_Available records_:
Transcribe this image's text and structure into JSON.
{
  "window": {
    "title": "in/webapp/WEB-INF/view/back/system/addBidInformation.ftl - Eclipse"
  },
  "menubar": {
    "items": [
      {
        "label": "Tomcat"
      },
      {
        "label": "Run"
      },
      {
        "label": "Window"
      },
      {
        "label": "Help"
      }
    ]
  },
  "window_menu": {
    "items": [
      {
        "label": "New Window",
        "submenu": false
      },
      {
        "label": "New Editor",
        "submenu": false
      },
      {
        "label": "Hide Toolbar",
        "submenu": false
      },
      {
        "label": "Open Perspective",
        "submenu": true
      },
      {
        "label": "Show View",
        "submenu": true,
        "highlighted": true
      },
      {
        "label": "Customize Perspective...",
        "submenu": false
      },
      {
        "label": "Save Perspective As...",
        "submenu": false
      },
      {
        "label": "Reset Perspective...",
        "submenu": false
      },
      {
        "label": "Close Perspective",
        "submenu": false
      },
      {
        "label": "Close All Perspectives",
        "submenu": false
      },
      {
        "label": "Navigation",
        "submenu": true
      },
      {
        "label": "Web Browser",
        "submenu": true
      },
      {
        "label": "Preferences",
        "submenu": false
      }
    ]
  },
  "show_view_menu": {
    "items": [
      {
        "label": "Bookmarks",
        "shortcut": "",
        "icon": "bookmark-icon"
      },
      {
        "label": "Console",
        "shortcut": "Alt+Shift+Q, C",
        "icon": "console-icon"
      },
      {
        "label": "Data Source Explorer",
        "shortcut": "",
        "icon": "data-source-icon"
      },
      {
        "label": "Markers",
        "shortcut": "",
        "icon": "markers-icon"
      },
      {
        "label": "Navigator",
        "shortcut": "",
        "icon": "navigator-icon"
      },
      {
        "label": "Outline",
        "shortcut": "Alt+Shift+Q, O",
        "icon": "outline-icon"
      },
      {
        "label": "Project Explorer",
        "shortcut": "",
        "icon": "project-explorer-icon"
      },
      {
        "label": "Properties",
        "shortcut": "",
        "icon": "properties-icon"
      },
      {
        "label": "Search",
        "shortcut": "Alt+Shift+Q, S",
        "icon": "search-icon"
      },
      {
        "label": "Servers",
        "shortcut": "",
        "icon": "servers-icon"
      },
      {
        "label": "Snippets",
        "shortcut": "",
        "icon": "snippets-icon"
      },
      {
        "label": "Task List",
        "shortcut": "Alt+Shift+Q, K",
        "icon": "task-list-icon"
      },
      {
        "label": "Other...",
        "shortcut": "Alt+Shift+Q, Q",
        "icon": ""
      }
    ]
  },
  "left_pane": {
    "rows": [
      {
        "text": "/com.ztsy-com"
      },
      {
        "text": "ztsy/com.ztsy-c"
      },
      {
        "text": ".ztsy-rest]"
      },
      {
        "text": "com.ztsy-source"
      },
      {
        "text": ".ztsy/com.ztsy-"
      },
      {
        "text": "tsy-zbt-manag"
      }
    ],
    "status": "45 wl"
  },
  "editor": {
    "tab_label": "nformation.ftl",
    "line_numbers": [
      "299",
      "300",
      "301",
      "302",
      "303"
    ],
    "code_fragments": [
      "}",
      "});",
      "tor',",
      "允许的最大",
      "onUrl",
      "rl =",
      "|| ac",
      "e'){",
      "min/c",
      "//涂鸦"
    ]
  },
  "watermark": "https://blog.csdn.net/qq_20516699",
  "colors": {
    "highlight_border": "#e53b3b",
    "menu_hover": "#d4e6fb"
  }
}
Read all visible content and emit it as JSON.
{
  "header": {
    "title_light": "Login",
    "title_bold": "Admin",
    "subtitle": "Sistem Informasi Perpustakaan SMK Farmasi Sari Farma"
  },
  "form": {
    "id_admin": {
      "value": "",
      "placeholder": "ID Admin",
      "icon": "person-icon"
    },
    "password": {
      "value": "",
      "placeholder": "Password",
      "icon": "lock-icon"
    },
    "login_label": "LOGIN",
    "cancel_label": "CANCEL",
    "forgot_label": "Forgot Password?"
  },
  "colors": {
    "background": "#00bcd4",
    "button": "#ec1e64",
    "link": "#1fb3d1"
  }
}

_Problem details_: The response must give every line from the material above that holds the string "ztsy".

_Output of the task_:
        "text": "/com.ztsy-com"
        "text": "ztsy/com.ztsy-c"
        "text": ".ztsy-rest]"
        "text": "com.ztsy-source"
        "text": ".ztsy/com.ztsy-"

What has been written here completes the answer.